Frank Sonnenberg is an award-winning author. He has written seven books and over 300 articles. Frank was recently named one of “America’s Top 100 Thought Leaders” and one of “America’s Most Influential Small Business Experts.” Frank has served on several boards and has consulted to some of the largest and most respected companies in the world.

Additionally, FrankSonnenbergOnline was named among the “Best 21st Century Leadership Blogs”; among the “Top 100 Socially-Shared Leadership Blogs”; and one of the “Best Inspirational Blogs On the Planet.”

Frank’s newest book, Soul Food: Change Your Thinking, Change Your Life, was released inNovember 2018 (© 2018 Frank Sonnenberg. All rights reserved.)

 

 

 

 

 

Four Amazing Business Books That I Highly Recommend

I have been reading a lot of business books lately, about a dozen a month, and wanted to take a minute to share with you four that I found very helpful. I am honored to call three of the authors, Tim Ressmeyer, Frank Sonnenberg, and Marty Neumeier friends. I’ve read every single book these authors have written, they’re all extremely talented and knowledgeable business people and have a lot of wisdom to share. These are all excellent books that will give you valuable ideas for personal, career and business success.

To find out more about these books just click on the cover and it will take you to a detailed description on Amazon. All of them are listed, so scroll down to find the ones you are looking for.

Here are some other great books by Frank Sonnenberg.

 

Here are Marty Neumeier’s books

This is one of my all-time favorite books…

Here is the book I told you about on hospitality by Danny Meyer.

I hope you find these books of great value, I know that I sure did!

What Are Your Leadership Values?

This past week I was asked to give a talk at my alma mater, Santa Fe College in Gainesville, Florida.  I was speaking with a select group of their senior management team from across the entire organization and they sent me a list of questions they wanted me to answer and discuss.  One of the questions was, “What are the three values you rely on that underpin your leadership?”  I’ve never been asked a question quite like that and was pleasantly surprised after I gave it some thought.  Here are my top three…

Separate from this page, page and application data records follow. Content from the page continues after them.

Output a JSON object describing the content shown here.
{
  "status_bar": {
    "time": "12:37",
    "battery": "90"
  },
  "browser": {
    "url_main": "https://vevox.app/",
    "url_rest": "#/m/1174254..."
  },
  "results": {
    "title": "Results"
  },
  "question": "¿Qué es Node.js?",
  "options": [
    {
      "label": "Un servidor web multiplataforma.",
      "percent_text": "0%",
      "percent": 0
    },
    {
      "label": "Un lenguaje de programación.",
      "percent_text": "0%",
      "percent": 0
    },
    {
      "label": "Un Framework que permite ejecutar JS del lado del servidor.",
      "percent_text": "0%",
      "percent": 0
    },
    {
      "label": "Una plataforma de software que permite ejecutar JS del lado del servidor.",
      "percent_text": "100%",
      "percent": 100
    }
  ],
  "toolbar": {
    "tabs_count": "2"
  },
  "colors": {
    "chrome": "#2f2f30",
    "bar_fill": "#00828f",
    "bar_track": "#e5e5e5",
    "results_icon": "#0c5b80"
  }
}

Honesty

To me this is the absolute foundation of leadership, if you don’t tell the truth you can’t build trust and without trust, there is no loyalty, commitment or belief in the “leader.”  The rule here is simple, tell the truth all the time, period.

Love

I believe if you treat your team, your customers, even your competitors with love and respect you are following the path of a servant leader who understands that their job is to help and support others to be successful leaders.

Excellence

As one of my personal leadership values, I see the pursuit of excellence as the driver to creating an exceptional organization that has a positive impact on the lives of its employees, customers, community and the world.  Using “excellence” as a benchmark pushes each individual to be uncompromising in the quality of their work and always striving to deliver their very best.

Those are my top three, what are yours?

I Have Changed My Mind About Strategy

I have been studying and teaching strategy for nearly 20 years and I thought I had a pretty good handle on it, but in the last year, I have changed my thinking around one of my most important ideas on strategy.

I hope you find this video helpful, I look forward to your comments and please share this with your network if you think they would find it valuable.

Thank you very much – John

14 Ideas For Leading In Difficult Times

In the video below I share a list of 14 key ideas for successfully leading an organization through difficult times. These ideas apply to companies in a high-growth mode, or in a market that is being disrupted by technology, new competitors, changing consumer preferences, financial challenges, and other major events. The runtime on the video is a little over 14 minutes, but it has some great ideas that I know you will find valuable.